Want to discover opportunities? Register for DeviceTalks Boston, May 10–11.
Here are some of the medtech engineering and innovation opportunities we’ll explore.
Competitive ablation field — medtech engineering and innovation
Cardiac ablation is becoming an increasingly competitive field with entrenched and emerging players.
Opportunity: Medtronic last year paid $1 billion for Affera’s advanced mapping and ablation technology. The company’s Sphere-9 catheter in March secured CE Mark approval. (It’s currently undergoing a pivotal clinical trial in the U.S.) In this presentation, Tim Laske — Medtronic’s VP of Research & Business Development, Cardiac Ablation Solutions — will share how the company is leveraging the unique flexibility and durability of nitinol to construct the Sphere-9 catheter, potentially giving the company a leg up in a competitive space.
Designing pediatric devices — medtech engineering and innovation
Designing surgical implants for pediatric patients is difficult.

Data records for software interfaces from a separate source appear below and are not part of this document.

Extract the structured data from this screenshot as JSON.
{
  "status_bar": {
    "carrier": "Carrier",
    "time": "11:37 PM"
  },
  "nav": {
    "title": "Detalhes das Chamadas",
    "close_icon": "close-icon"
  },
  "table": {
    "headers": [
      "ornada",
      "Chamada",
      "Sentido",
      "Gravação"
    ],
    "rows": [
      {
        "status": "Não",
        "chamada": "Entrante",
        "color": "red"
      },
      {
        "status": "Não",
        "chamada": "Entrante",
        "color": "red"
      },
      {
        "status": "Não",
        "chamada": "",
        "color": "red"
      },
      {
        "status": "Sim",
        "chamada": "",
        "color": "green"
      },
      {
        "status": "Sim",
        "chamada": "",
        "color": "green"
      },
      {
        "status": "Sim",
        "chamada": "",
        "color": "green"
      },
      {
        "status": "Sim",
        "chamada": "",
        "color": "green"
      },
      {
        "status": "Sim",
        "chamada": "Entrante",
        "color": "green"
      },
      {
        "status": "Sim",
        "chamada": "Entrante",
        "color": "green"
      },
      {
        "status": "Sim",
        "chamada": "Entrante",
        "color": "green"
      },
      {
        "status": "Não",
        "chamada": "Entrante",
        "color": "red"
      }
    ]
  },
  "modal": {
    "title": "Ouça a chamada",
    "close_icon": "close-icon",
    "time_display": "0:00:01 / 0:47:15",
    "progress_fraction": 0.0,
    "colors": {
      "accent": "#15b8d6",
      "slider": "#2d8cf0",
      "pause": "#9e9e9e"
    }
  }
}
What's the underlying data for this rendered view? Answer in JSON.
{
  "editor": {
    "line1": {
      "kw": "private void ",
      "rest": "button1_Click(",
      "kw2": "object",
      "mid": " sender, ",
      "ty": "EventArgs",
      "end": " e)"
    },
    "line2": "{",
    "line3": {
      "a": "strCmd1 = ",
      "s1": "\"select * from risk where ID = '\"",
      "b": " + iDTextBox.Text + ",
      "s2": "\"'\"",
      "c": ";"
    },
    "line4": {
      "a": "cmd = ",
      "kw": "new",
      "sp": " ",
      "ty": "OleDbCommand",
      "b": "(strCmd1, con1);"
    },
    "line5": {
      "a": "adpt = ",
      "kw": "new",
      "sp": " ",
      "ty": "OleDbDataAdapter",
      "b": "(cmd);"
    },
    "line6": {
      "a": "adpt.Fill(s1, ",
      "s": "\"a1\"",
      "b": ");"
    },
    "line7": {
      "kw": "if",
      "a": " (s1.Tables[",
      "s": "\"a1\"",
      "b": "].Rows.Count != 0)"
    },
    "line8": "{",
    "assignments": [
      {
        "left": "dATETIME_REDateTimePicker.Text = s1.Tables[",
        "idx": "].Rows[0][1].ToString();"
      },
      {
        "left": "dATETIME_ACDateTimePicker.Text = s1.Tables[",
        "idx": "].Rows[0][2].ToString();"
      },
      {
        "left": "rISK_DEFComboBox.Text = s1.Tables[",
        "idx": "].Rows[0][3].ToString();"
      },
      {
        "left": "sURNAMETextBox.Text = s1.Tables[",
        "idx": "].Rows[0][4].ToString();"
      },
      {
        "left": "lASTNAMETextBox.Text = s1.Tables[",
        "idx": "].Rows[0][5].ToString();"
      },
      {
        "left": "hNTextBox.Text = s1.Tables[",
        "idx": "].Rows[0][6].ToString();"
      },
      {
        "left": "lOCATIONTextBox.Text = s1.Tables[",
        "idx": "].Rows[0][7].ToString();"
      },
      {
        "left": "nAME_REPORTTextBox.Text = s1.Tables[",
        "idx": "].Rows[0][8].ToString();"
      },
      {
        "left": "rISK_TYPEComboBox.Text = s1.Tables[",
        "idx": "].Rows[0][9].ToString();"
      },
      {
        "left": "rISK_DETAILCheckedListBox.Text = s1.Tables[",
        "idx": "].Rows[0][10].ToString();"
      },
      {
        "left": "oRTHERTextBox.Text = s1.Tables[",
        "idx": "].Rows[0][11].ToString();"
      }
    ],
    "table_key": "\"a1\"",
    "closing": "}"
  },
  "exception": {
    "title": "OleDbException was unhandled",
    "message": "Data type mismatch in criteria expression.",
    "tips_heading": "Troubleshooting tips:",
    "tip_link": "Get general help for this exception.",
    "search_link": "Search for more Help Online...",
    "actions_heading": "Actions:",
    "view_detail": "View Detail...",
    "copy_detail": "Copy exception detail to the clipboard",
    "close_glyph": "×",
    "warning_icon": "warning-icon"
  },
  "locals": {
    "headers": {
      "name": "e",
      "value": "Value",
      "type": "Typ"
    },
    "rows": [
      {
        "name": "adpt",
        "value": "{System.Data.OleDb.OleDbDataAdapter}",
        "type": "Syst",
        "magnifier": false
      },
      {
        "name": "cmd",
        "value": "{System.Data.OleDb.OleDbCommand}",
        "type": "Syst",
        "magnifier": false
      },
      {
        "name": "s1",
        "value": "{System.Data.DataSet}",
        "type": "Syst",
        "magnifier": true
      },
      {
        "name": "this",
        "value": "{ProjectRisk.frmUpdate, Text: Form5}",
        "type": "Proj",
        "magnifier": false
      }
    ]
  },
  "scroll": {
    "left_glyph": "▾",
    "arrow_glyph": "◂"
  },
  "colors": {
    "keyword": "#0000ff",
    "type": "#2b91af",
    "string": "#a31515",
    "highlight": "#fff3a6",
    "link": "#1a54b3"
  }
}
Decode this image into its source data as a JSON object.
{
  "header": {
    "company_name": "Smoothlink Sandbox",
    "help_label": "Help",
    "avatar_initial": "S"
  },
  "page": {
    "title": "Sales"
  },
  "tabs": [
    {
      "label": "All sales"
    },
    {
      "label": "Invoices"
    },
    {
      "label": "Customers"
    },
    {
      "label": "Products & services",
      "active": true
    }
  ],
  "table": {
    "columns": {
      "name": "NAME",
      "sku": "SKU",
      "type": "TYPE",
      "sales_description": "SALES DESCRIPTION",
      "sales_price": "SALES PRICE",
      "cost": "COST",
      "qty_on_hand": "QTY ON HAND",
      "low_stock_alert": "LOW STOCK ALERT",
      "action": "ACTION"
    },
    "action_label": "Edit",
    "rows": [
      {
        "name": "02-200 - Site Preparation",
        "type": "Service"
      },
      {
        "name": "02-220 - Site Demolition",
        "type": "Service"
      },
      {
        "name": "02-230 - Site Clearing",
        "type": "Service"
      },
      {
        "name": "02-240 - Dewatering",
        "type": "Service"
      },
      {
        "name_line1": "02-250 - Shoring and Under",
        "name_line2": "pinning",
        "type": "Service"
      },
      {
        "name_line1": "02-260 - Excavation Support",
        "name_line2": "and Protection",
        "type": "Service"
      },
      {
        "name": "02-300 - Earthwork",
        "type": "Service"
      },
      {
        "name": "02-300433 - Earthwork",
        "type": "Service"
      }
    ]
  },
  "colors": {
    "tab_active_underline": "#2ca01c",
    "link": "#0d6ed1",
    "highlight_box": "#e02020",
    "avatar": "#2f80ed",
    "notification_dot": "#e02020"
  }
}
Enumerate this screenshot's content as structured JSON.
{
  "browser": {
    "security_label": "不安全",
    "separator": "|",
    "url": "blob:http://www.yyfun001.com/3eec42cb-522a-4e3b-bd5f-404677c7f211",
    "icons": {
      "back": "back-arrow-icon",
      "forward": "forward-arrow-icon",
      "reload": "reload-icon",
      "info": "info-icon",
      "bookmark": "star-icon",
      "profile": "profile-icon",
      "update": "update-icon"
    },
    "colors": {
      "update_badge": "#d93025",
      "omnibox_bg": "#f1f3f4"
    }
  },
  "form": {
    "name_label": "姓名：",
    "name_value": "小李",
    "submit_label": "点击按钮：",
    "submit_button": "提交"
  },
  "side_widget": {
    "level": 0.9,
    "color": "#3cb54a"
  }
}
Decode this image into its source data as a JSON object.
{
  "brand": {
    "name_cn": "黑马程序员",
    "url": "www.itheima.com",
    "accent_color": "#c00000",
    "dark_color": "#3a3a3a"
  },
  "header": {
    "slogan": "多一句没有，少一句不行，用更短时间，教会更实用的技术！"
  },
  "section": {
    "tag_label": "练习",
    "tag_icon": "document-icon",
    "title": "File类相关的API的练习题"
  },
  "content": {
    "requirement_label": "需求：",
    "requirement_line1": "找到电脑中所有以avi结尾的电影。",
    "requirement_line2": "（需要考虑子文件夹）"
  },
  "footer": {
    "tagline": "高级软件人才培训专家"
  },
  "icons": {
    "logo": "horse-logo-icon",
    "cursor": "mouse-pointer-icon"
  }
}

Opportunity: Cracking the code for pediatric implants can open new markets. ZimVie recently secured a string of reimbursement approvals for its Tether Vertebral Body Tethering System, a non-fusion spinal device intended for treatment of idiopathic scoliosis. In this panel, Rebecca Whitney, global president of spine, and Ryan Watson, director of R&D, will detail the work that went into the design, construction and commercial rollout of this novel device.
Incremental innovation — medtech engineering and innovation
Medical device companies selling new technologies and tools face increased scrutiny from hospital technology committees. Hospitals are in crisis mode and have less time to onboard new tools, so any new tech must be essential.
Opportunity: More than ever, engineers, product developers and clinical leaders at medical device companies must find a way to develop critical “need-to-have” functions in their new products. Orthopedic surgeon Dr. Nitin Goyal, Zimmer Biomet’s chief science, technology and innovation officer, will discuss how the orthopedics giant looks to cut through resistance by incorporating critical customer needs into its innovation process.
Sensor overload — medtech engineering and innovation
Sensors are small and effective enough to find a home on many medical devices, but when does their addition make sense?
Opportunity: Boston Scientific sees a viable use in urology. Meghan Scanlon, president of Urology, will lead a discussion about the company’s LithoVue Elite Single-Use Digital Flexible Ureteroscope System, which is the first system with sensors capable of monitoring intrarenal pressure during procedures. The FDA issued 510(k) clearance for the device in February. Kristine LaRocca, SVP, sales, will be on hand to explain the market opportunities.
Risks with longer medical device lifespans — medtech engineering and innovation
Medical device makers building implantable devices to treat chronic diseases need to account for two important factors. First, materials used to make medical devices degrade over time, sometimes becoming toxic to the patients they’re built to help. Second, neurostimulators and other implantable devices requiring batteries need power sources with long lives or wireless rechargeability, or else the patient likely faces repeated surgical procedures.
Opportunity: Two presentations at DeviceTalks Boston will examine what it takes to build medical devices with longer lives. PSN Labs will look at how supply chain disruptions have forced device makers to use less optimal materials, increasing the risk of non-biocompatibility over time. PSN will offer possible solutions. Meanwhile, Resonant Link, which is collaborating with major medical companies, will examine advancements in wireless power that will lead to devices that last longer and create a competitive advantage.